The short answer is ""Everyone!" The longer answer involves taking a closer look at your organization and seeing if it is truly a place where everyone can be a fundraiser. Take a look at the below checklist and see if it is reflective of the culture of your shop:
The 10 hallmarks of an institution with a Culture of Philanthropy are:
- The mission of the institution is compelling and unique and is regularly integrated into institutional events, speeches, and other activities
- Employees are passionate and exemplify extraordinary commitment to the institution
- Board members use the pronoun “we” and “us” instead of “you” or “they”
- Donors have relationships with multiple employees and administrators
- The input from donors is valued as much as their money – there are formal and informal ways in which the institution regularly asks donors, “We’d like your advice on. . .”
- Advancement officers are evaluated not only on dollars committed by donors, but also on activity that leads to increased donor engagement
- The advancement budget is seen as an investment – as opposed to an expense – by the leaders of the institution
- Donor stewardship efforts – saying “thank you” publicly – are regularly integrated with all institutional activities and events
- Each employee sees herself as an “advancement officer,” and encourages others to join in the work of the institution
- Board members recognize the need to attract more people of influence, affluence, and generosity to the Board and regularly introduce new Board member prospects to the CEO/president.
A Culture of Philanthropy is open to the ideas and perspectives of others. It supports inviting others to participate in and help define the institution’s future.

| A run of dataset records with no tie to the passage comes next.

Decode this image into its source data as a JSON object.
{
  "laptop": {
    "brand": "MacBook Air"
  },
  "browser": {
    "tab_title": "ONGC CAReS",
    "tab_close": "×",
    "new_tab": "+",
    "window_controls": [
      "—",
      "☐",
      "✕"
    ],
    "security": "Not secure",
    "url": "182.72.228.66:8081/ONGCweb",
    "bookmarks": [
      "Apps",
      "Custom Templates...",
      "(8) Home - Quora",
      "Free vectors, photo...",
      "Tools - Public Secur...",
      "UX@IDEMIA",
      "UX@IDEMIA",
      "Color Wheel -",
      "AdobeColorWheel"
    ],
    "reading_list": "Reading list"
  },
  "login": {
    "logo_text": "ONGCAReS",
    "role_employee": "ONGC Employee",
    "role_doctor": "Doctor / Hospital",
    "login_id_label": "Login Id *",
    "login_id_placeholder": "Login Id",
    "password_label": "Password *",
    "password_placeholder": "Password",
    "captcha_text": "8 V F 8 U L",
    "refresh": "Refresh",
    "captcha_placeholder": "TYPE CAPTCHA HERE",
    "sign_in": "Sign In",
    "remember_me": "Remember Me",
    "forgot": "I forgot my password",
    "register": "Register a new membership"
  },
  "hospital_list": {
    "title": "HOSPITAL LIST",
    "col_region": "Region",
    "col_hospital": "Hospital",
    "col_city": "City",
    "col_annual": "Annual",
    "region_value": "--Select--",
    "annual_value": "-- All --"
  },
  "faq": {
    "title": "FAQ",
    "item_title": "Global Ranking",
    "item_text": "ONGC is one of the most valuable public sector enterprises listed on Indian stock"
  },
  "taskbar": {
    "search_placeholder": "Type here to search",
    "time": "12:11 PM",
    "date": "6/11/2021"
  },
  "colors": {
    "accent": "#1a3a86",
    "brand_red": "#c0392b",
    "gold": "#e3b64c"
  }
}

It says, “We want your input because we value your experiences and perspectives.” And when your institution regularly and consistently expresses that culture, people, employees and donors included, respond to their highest capacity.